• _ACTIVITY_
Check the listing below for lines that hold "text". How many are there? Please give only the number.

= = = = = = =

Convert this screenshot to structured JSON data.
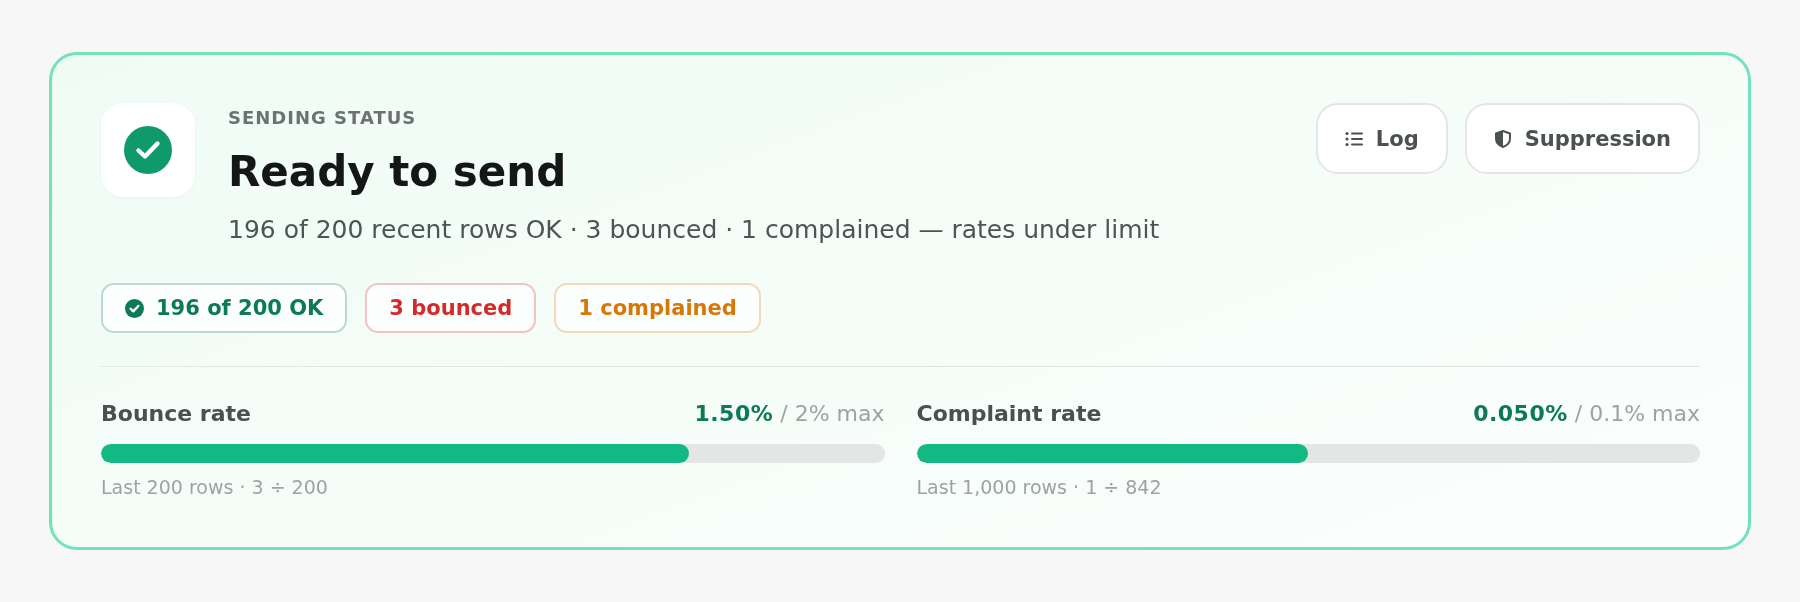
{
  "status": {
    "eyebrow": "SENDING STATUS",
    "title": "Ready to send",
    "summary": "196 of 200 recent rows OK · 3 bounced · 1 complained — rates under limit"
  },
  "actions": [
    {
      "label": "Log",
      "kind": "list"
    },
    {
      "label": "Suppression",
      "kind": "shield"
    }
  ],
  "pills": [
    {
      "label": "196 of 200 OK",
      "kind": "icon",
      "color": "#0b7a55"
    },
    {
      "label": "3 bounced",
      "kind": "text",
      "color": "#d42a2a"
    },
    {
      "label": "1 complained",
      "kind": "text",
      "color": "#d97706"
    }
  ],
  "meters": [
    {
      "label": "Bounce rate",
      "value": "1.50%",
      "limit": "/ 2% max",
      "level": 0.75,
      "note": "Last 200 rows · 3 ÷ 200"
    },
    {
      "label": "Complaint rate",
      "value": "0.050%",
      "limit": "/ 0.1% max",
      "level": 0.5,
      "note": "Last 1,000 rows · 1 ÷ 842"
    }
  ]
}
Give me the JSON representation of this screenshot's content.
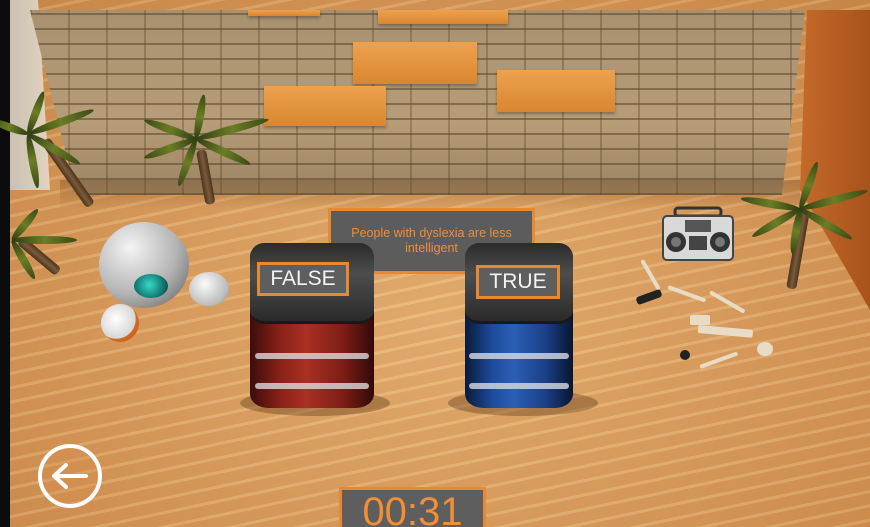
{
  "question": {
    "text": "People with dyslexia are less intelligent"
  },
  "answers": [
    {
      "label": "FALSE",
      "barrel_color": "#a93024"
    },
    {
      "label": "TRUE",
      "barrel_color": "#2b5fb6"
    }
  ],
  "timer": {
    "value": "00:31"
  },
  "navigation": {
    "back_icon": "arrow-left-icon"
  },
  "colors": {
    "accent": "#e58a33",
    "sign_background": "#5e5e5e",
    "sand": "#d99b5c"
  }
}
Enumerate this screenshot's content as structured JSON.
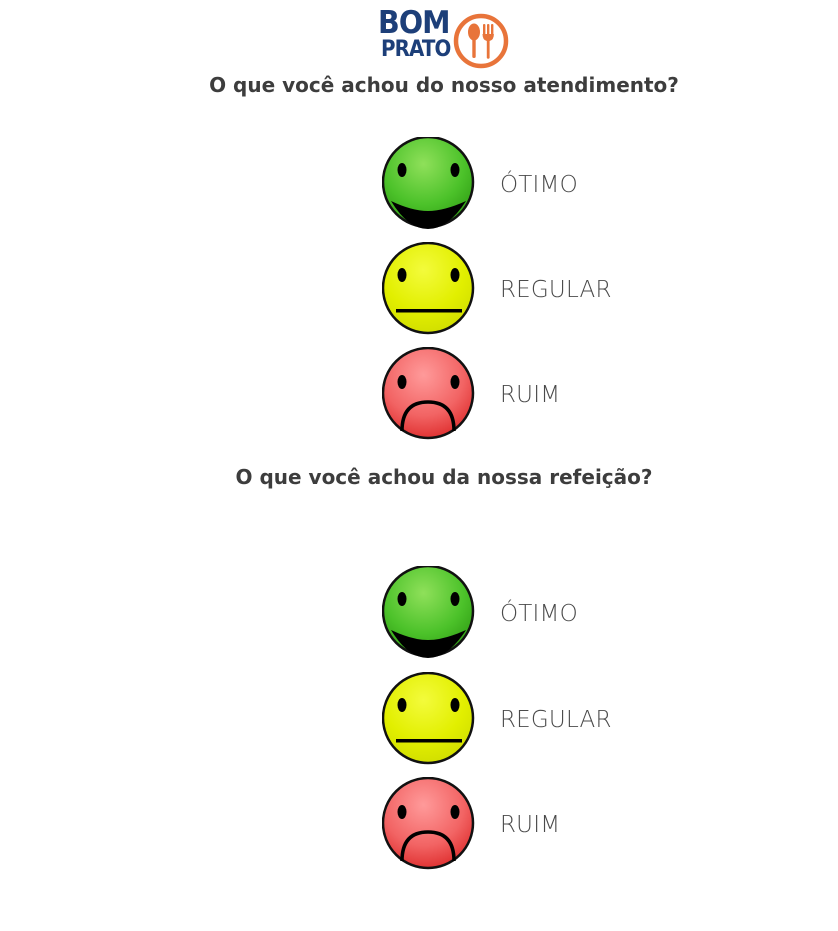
{
  "logo": {
    "line1": "BOM",
    "line2": "PRATO",
    "brand_blue": "#1d3f79",
    "brand_orange": "#e8743a",
    "icon": "spoon-fork-icon"
  },
  "survey": {
    "questions": [
      {
        "text": "O que você achou do nosso atendimento?",
        "options": [
          {
            "label": "ÓTIMO",
            "icon": "happy-face-icon",
            "color": "#3fbf1e"
          },
          {
            "label": "REGULAR",
            "icon": "neutral-face-icon",
            "color": "#e3f000"
          },
          {
            "label": "RUIM",
            "icon": "sad-face-icon",
            "color": "#f06a6a"
          }
        ]
      },
      {
        "text": "O que você achou da nossa refeição?",
        "options": [
          {
            "label": "ÓTIMO",
            "icon": "happy-face-icon",
            "color": "#3fbf1e"
          },
          {
            "label": "REGULAR",
            "icon": "neutral-face-icon",
            "color": "#e3f000"
          },
          {
            "label": "RUIM",
            "icon": "sad-face-icon",
            "color": "#f06a6a"
          }
        ]
      }
    ]
  }
}
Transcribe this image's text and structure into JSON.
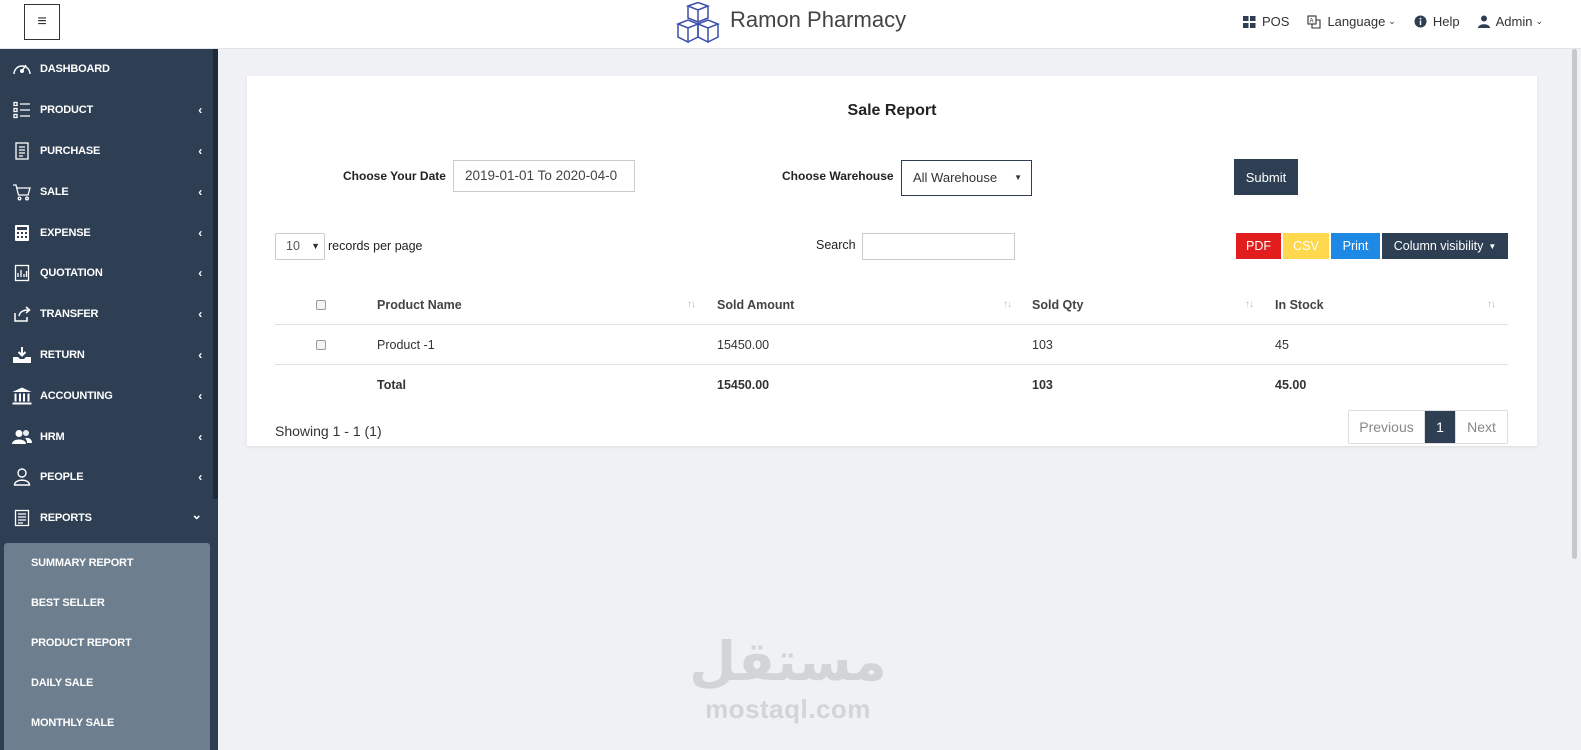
{
  "header": {
    "brand": "Ramon Pharmacy",
    "pos_label": "POS",
    "language_label": "Language",
    "help_label": "Help",
    "admin_label": "Admin"
  },
  "sidebar": {
    "items": [
      {
        "label": "DASHBOARD",
        "icon": "dashboard-icon",
        "has_children": false
      },
      {
        "label": "PRODUCT",
        "icon": "list-icon",
        "has_children": true
      },
      {
        "label": "PURCHASE",
        "icon": "receipt-icon",
        "has_children": true
      },
      {
        "label": "SALE",
        "icon": "cart-icon",
        "has_children": true
      },
      {
        "label": "EXPENSE",
        "icon": "calculator-icon",
        "has_children": true
      },
      {
        "label": "QUOTATION",
        "icon": "report-icon",
        "has_children": true
      },
      {
        "label": "TRANSFER",
        "icon": "share-icon",
        "has_children": true
      },
      {
        "label": "RETURN",
        "icon": "download-tray-icon",
        "has_children": true
      },
      {
        "label": "ACCOUNTING",
        "icon": "bank-icon",
        "has_children": true
      },
      {
        "label": "HRM",
        "icon": "users-icon",
        "has_children": true
      },
      {
        "label": "PEOPLE",
        "icon": "user-icon",
        "has_children": true
      },
      {
        "label": "REPORTS",
        "icon": "document-icon",
        "has_children": true,
        "expanded": true
      }
    ],
    "reports_submenu": [
      "SUMMARY REPORT",
      "BEST SELLER",
      "PRODUCT REPORT",
      "DAILY SALE",
      "MONTHLY SALE"
    ]
  },
  "report": {
    "title": "Sale Report",
    "date_label": "Choose Your Date",
    "date_value": "2019-01-01 To 2020-04-0",
    "warehouse_label": "Choose Warehouse",
    "warehouse_value": "All Warehouse",
    "submit_label": "Submit",
    "per_page_value": "10",
    "per_page_label": "records per page",
    "search_label": "Search",
    "buttons": {
      "pdf": "PDF",
      "csv": "CSV",
      "print": "Print",
      "column_visibility": "Column visibility"
    },
    "columns": [
      "Product Name",
      "Sold Amount",
      "Sold Qty",
      "In Stock"
    ],
    "rows": [
      {
        "product": "Product -1",
        "sold_amount": "15450.00",
        "sold_qty": "103",
        "in_stock": "45"
      }
    ],
    "total": {
      "label": "Total",
      "sold_amount": "15450.00",
      "sold_qty": "103",
      "in_stock": "45.00"
    },
    "showing": "Showing 1 - 1 (1)",
    "pagination": {
      "previous": "Previous",
      "current": "1",
      "next": "Next"
    }
  },
  "watermark": {
    "arabic": "مستقل",
    "latin": "mostaql.com"
  },
  "colors": {
    "sidebar": "#2e3e53",
    "submenu": "#6d7e8f",
    "pdf": "#e11d1d",
    "csv": "#ffd84d",
    "print": "#1e88e5"
  }
}
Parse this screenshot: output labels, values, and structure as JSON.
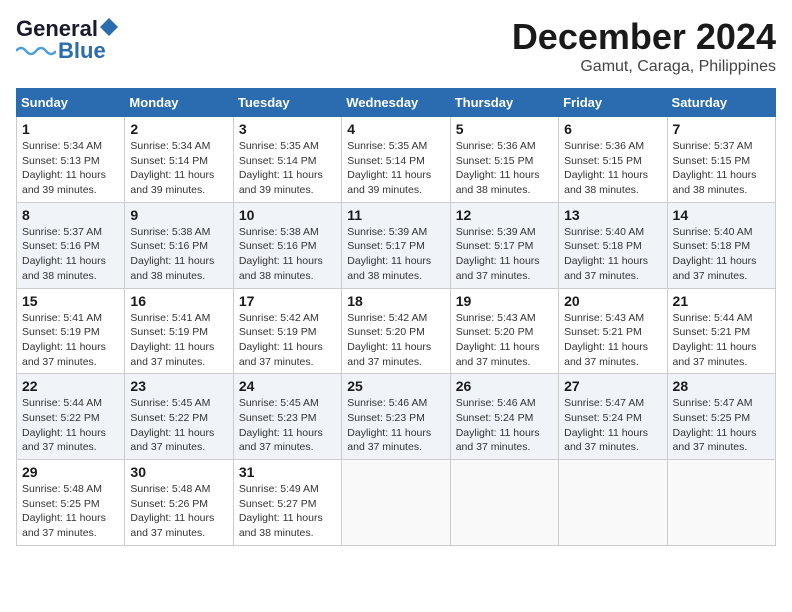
{
  "logo": {
    "line1": "General",
    "line2": "Blue"
  },
  "header": {
    "month": "December 2024",
    "location": "Gamut, Caraga, Philippines"
  },
  "columns": [
    "Sunday",
    "Monday",
    "Tuesday",
    "Wednesday",
    "Thursday",
    "Friday",
    "Saturday"
  ],
  "weeks": [
    [
      {
        "day": "1",
        "sunrise": "5:34 AM",
        "sunset": "5:13 PM",
        "daylight": "11 hours and 39 minutes."
      },
      {
        "day": "2",
        "sunrise": "5:34 AM",
        "sunset": "5:14 PM",
        "daylight": "11 hours and 39 minutes."
      },
      {
        "day": "3",
        "sunrise": "5:35 AM",
        "sunset": "5:14 PM",
        "daylight": "11 hours and 39 minutes."
      },
      {
        "day": "4",
        "sunrise": "5:35 AM",
        "sunset": "5:14 PM",
        "daylight": "11 hours and 39 minutes."
      },
      {
        "day": "5",
        "sunrise": "5:36 AM",
        "sunset": "5:15 PM",
        "daylight": "11 hours and 38 minutes."
      },
      {
        "day": "6",
        "sunrise": "5:36 AM",
        "sunset": "5:15 PM",
        "daylight": "11 hours and 38 minutes."
      },
      {
        "day": "7",
        "sunrise": "5:37 AM",
        "sunset": "5:15 PM",
        "daylight": "11 hours and 38 minutes."
      }
    ],
    [
      {
        "day": "8",
        "sunrise": "5:37 AM",
        "sunset": "5:16 PM",
        "daylight": "11 hours and 38 minutes."
      },
      {
        "day": "9",
        "sunrise": "5:38 AM",
        "sunset": "5:16 PM",
        "daylight": "11 hours and 38 minutes."
      },
      {
        "day": "10",
        "sunrise": "5:38 AM",
        "sunset": "5:16 PM",
        "daylight": "11 hours and 38 minutes."
      },
      {
        "day": "11",
        "sunrise": "5:39 AM",
        "sunset": "5:17 PM",
        "daylight": "11 hours and 38 minutes."
      },
      {
        "day": "12",
        "sunrise": "5:39 AM",
        "sunset": "5:17 PM",
        "daylight": "11 hours and 37 minutes."
      },
      {
        "day": "13",
        "sunrise": "5:40 AM",
        "sunset": "5:18 PM",
        "daylight": "11 hours and 37 minutes."
      },
      {
        "day": "14",
        "sunrise": "5:40 AM",
        "sunset": "5:18 PM",
        "daylight": "11 hours and 37 minutes."
      }
    ],
    [
      {
        "day": "15",
        "sunrise": "5:41 AM",
        "sunset": "5:19 PM",
        "daylight": "11 hours and 37 minutes."
      },
      {
        "day": "16",
        "sunrise": "5:41 AM",
        "sunset": "5:19 PM",
        "daylight": "11 hours and 37 minutes."
      },
      {
        "day": "17",
        "sunrise": "5:42 AM",
        "sunset": "5:19 PM",
        "daylight": "11 hours and 37 minutes."
      },
      {
        "day": "18",
        "sunrise": "5:42 AM",
        "sunset": "5:20 PM",
        "daylight": "11 hours and 37 minutes."
      },
      {
        "day": "19",
        "sunrise": "5:43 AM",
        "sunset": "5:20 PM",
        "daylight": "11 hours and 37 minutes."
      },
      {
        "day": "20",
        "sunrise": "5:43 AM",
        "sunset": "5:21 PM",
        "daylight": "11 hours and 37 minutes."
      },
      {
        "day": "21",
        "sunrise": "5:44 AM",
        "sunset": "5:21 PM",
        "daylight": "11 hours and 37 minutes."
      }
    ],
    [
      {
        "day": "22",
        "sunrise": "5:44 AM",
        "sunset": "5:22 PM",
        "daylight": "11 hours and 37 minutes."
      },
      {
        "day": "23",
        "sunrise": "5:45 AM",
        "sunset": "5:22 PM",
        "daylight": "11 hours and 37 minutes."
      },
      {
        "day": "24",
        "sunrise": "5:45 AM",
        "sunset": "5:23 PM",
        "daylight": "11 hours and 37 minutes."
      },
      {
        "day": "25",
        "sunrise": "5:46 AM",
        "sunset": "5:23 PM",
        "daylight": "11 hours and 37 minutes."
      },
      {
        "day": "26",
        "sunrise": "5:46 AM",
        "sunset": "5:24 PM",
        "daylight": "11 hours and 37 minutes."
      },
      {
        "day": "27",
        "sunrise": "5:47 AM",
        "sunset": "5:24 PM",
        "daylight": "11 hours and 37 minutes."
      },
      {
        "day": "28",
        "sunrise": "5:47 AM",
        "sunset": "5:25 PM",
        "daylight": "11 hours and 37 minutes."
      }
    ],
    [
      {
        "day": "29",
        "sunrise": "5:48 AM",
        "sunset": "5:25 PM",
        "daylight": "11 hours and 37 minutes."
      },
      {
        "day": "30",
        "sunrise": "5:48 AM",
        "sunset": "5:26 PM",
        "daylight": "11 hours and 37 minutes."
      },
      {
        "day": "31",
        "sunrise": "5:49 AM",
        "sunset": "5:27 PM",
        "daylight": "11 hours and 38 minutes."
      },
      null,
      null,
      null,
      null
    ]
  ],
  "labels": {
    "sunrise": "Sunrise:",
    "sunset": "Sunset:",
    "daylight": "Daylight:"
  }
}
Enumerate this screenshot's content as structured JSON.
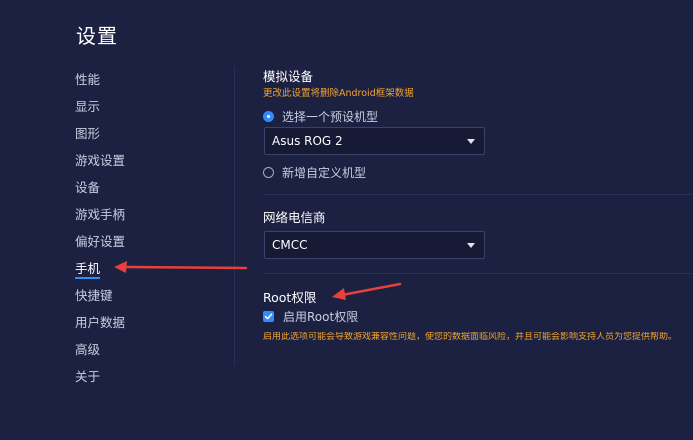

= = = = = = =

• _WRITTEN ANSWER_
6